Tomb Raider has been part of our gaming culture for quite some time. The first game came out nearly twenty years ago. Since then the franchise has taken quite a nose dive in terms of quality.The majority of the games aren’t that good. Since then, Nathan Drake has taken over most of the treasure hunting and adventuring in the Uncharted franchise. No one has really cared about Lara Croft or Tomb Raider for the most part of 10 years, even though they still put out more than six games in that time. The only one that really made an impact was 2013’s reboot, Tomb Raider.
Tomb Raider is a lot of fun, the game does the important things right. Controlling Lara is great, she moves in a very fluid and realistic way. If you jump off a high cliff or building she’ll stumble as she lands while continuing the forward momentum. Which in turns makes a large portion of the game a joy to play. Square Enix made a vital decision in creating an open world for the players to explore and run around in. Another important aspect of the game is the upgrading your skills and equipment. Some games shoehorn these role-playing aspects into their games, but with Tomb Raider it makes sense since you’re controlling a young Lara Croft who is growing with experience every time you do something new in the game.

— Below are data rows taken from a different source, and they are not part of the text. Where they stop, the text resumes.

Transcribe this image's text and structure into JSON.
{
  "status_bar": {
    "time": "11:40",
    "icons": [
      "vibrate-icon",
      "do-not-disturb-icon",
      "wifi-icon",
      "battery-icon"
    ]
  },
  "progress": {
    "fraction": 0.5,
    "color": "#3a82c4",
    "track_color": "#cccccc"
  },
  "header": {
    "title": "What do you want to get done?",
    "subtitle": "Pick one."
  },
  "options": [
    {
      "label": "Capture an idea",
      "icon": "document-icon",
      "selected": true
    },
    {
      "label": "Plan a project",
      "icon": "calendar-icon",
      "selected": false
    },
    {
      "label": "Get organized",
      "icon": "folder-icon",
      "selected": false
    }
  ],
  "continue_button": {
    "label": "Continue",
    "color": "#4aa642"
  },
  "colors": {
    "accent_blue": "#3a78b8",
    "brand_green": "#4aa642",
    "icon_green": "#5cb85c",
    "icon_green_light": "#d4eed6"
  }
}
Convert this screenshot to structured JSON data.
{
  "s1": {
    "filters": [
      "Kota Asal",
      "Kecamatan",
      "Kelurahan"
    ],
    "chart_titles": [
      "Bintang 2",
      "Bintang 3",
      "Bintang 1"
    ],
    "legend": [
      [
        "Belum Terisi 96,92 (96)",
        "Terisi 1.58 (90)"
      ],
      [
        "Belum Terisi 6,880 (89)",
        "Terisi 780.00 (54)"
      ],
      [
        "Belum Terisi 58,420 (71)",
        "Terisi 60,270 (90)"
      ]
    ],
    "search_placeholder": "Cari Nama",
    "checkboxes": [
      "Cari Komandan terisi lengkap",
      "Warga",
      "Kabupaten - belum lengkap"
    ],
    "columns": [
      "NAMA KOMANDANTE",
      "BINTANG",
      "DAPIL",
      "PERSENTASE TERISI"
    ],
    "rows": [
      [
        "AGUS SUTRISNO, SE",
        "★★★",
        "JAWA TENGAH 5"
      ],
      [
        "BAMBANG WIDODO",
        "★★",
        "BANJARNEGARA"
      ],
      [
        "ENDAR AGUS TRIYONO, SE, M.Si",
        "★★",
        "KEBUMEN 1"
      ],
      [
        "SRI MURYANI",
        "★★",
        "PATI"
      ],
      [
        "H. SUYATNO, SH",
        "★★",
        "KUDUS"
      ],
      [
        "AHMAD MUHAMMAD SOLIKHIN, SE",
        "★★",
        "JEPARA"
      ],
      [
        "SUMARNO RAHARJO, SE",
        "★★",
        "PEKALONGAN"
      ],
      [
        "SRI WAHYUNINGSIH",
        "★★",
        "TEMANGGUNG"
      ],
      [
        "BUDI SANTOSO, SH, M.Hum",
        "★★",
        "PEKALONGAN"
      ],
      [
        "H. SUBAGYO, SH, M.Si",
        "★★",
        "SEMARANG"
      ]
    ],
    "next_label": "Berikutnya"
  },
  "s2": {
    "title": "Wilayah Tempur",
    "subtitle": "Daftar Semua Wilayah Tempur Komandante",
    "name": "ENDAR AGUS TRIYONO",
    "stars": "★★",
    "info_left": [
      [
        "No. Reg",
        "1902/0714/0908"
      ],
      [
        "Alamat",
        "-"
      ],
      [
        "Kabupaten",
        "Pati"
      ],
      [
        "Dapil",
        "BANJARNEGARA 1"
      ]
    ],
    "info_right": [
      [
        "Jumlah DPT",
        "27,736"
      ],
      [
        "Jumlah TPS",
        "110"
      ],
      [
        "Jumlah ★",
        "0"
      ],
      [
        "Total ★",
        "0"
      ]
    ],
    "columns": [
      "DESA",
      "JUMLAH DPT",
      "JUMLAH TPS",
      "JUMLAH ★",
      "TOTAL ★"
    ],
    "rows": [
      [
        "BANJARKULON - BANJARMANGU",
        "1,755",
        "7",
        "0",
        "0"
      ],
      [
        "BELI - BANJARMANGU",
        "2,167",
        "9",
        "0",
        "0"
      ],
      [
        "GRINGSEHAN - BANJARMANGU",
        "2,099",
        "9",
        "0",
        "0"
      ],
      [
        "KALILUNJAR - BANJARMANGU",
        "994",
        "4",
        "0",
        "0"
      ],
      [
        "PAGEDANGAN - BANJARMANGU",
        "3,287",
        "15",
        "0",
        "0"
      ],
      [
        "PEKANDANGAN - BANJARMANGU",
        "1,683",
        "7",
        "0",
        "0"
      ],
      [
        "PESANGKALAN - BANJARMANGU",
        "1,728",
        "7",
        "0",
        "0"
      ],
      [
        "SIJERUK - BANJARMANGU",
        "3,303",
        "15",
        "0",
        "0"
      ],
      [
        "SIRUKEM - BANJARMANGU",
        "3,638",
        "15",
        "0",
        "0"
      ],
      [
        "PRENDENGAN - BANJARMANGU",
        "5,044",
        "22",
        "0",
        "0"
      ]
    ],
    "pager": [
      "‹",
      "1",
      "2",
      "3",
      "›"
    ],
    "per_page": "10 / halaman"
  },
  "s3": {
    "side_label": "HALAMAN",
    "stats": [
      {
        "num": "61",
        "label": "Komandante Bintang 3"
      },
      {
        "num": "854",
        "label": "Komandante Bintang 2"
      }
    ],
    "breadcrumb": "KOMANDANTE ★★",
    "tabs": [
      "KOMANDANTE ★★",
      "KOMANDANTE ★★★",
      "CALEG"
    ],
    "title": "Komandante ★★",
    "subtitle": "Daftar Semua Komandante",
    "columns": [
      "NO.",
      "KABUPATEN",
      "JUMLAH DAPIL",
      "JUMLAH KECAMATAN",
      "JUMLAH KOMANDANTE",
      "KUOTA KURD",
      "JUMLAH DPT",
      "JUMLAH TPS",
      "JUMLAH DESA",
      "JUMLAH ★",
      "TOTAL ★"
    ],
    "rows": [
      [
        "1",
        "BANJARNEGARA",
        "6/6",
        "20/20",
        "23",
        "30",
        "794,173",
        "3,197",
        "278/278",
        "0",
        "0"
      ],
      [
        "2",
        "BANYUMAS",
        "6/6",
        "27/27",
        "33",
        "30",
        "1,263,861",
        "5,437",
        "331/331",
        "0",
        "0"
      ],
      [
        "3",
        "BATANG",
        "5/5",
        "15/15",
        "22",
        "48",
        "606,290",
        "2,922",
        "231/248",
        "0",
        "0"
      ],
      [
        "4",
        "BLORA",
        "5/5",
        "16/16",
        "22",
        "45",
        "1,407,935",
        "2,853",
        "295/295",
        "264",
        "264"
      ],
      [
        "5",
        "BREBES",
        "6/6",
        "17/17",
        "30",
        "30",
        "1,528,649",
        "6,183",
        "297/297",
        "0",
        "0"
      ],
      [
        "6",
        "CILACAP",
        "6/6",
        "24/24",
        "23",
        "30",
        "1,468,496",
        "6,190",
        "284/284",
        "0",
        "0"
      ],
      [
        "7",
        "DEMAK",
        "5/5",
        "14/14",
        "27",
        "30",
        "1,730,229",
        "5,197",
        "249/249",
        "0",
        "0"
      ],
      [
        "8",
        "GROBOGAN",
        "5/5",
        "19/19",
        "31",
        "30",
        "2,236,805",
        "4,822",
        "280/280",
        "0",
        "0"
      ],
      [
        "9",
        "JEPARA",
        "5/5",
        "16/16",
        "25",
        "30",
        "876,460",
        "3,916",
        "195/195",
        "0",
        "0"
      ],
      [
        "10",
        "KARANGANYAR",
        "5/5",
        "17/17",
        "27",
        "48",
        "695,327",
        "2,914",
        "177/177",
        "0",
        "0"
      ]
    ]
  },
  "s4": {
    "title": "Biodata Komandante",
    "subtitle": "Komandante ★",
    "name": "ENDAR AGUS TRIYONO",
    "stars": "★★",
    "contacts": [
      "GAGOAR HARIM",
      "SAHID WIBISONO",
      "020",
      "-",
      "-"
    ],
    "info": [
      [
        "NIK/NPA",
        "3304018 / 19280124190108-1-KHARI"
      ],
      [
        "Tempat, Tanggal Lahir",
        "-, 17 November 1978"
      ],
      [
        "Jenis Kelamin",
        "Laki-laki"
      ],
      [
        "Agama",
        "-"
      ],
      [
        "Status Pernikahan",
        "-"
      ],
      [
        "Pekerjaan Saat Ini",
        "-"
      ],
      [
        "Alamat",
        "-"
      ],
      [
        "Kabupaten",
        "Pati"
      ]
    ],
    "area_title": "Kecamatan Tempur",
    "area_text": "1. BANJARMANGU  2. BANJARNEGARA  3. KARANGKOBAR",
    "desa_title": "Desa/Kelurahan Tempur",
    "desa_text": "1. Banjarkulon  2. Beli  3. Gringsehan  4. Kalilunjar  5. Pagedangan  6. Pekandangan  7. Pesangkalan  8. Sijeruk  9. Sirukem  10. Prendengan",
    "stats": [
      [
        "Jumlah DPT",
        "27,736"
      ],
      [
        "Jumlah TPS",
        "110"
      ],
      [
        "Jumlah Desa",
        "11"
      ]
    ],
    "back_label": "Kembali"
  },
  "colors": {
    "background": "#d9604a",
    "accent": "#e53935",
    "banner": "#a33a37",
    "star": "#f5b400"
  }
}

For the most part, this game is great. But it relies too heavily on gimmicks that it constantly repeats throughout the game. For instance, every time it seems Lara is about to fall to her death she lands on that one wooden plank that somehow doesn’t fall apart, even though every other plank around it are getting ripped apart. I understand if it happens once, maybe twice, but I lost count on how many times Lara survives a deadly fall. It spoils the feeling of immersion. There has to be countless of ways Lara could escape a building or tomb other than miraculously surviving a deadly fall. Or in one instance, somehow finding a parachute in a plane (or was it a helicopter) that looked incredibly old and decrepit.
Lara is 21 in this game, has never killed anyone before or used any weapons previously. Yet she somehow is able to beat seasoned warriors and mercenaries in one on one combat and in huge gun battles. I know this is a video game. I know this point might seem nit-picky to some people, but the developers made such a big fuss about Lara’s first kill and how it impacts her, yet 5 minutes later she’s killing with no remorse and with the efficiency of an elite soldier. By the end of the game she has killed hundreds. Which is probably more people than those mercenaries killed. I feel as though the developers missed a huge opportunity to make this game stand out, to make it more unique than Uncharted. Instead they took the easy route and turned Lara Croft into Rambo. Lara’s first kill means nothing if we don’t see her being negatively impacted by it.
But even with these issues it’s hard to deny that those segments where Lara some how survives aren’t fun. Those set pieces are entertaining. Fighting an onslaught of continuous enemies and gunning them down makes you feel like you achieved something by surviving. Getting a head shot with my bow and arrow on a guy who is zip lining down a cliff is incredibly satisfying. All these things I just complained about doesn’t take the fun out of the game, they just seem out of place in a game that tells the story of how Lara Croft came to be, how she became a bad ass. Instead of gradually building her up into that amazing adventurer, we find out she turns into a skilled killer and bad ass instantly after her first kill.
I still highly recommend this game. Microsoft did a great job securing exclusive rights for it because this new Tomb Raider has the potential to compete with the Uncharted franchise and more competition is a good thing. I also recommend reading this article on the original development of Tomb Raider and how it all fell apart for Core Design. Shows some insight on how hellish game development can be and how something with so much potential can be ruined.
So if you haven’t yet, grab this game, it’s worth it.